Problem to solve:
Lines in the listing below that include the word "Version" need to be copied.

Information supplied:
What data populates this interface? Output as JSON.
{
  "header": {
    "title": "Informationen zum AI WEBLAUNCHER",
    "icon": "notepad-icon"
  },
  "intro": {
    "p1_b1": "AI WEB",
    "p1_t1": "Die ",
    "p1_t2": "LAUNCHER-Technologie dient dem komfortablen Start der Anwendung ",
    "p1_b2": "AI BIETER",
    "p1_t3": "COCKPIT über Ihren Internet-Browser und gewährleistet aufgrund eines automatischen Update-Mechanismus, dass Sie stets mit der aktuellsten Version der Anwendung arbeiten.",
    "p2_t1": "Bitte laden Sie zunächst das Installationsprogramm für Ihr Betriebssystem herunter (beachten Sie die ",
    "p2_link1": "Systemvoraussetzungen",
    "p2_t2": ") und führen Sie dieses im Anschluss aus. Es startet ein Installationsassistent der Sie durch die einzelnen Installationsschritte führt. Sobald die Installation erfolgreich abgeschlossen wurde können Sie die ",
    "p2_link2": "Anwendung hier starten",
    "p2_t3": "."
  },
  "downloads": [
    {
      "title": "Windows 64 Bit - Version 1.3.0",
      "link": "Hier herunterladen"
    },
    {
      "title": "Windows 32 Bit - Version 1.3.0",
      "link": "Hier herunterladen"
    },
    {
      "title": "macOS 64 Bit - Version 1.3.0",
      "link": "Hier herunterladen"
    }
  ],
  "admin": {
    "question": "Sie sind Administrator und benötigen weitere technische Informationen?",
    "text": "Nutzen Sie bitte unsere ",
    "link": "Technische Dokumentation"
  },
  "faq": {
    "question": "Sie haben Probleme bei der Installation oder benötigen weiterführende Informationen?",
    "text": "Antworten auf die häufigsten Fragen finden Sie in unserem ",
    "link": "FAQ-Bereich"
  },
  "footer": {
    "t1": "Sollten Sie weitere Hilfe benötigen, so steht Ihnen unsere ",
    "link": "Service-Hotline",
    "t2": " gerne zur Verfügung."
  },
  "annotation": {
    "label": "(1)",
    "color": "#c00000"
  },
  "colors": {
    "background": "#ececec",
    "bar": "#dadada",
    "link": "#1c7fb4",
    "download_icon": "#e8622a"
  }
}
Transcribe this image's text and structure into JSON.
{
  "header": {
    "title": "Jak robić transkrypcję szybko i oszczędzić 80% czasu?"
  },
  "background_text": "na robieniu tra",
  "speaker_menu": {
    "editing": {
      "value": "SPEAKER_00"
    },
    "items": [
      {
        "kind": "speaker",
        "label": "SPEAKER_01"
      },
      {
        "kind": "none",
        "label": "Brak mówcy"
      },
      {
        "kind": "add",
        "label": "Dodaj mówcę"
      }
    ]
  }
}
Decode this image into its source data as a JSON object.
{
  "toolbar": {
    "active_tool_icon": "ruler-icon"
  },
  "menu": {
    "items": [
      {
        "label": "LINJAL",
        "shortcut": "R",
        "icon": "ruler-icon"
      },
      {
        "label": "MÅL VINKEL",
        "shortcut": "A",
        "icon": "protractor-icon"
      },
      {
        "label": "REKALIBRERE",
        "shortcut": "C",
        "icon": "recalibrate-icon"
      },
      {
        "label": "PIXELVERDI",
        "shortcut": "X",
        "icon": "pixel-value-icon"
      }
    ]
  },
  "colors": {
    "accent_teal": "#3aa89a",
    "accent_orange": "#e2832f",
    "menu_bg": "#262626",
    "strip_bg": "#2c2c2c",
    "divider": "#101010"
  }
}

Answer space:
    "p1_t3": "COCKPIT über Ihren Internet-Browser und gewährleistet aufgrund eines automatischen Update-Mechanismus, dass Sie stets mit der aktuellsten Version der Anwendung arbeiten.",
      "title": "Windows 64 Bit - Version 1.3.0",
      "title": "Windows 32 Bit - Version 1.3.0",
      "title": "macOS 64 Bit - Version 1.3.0",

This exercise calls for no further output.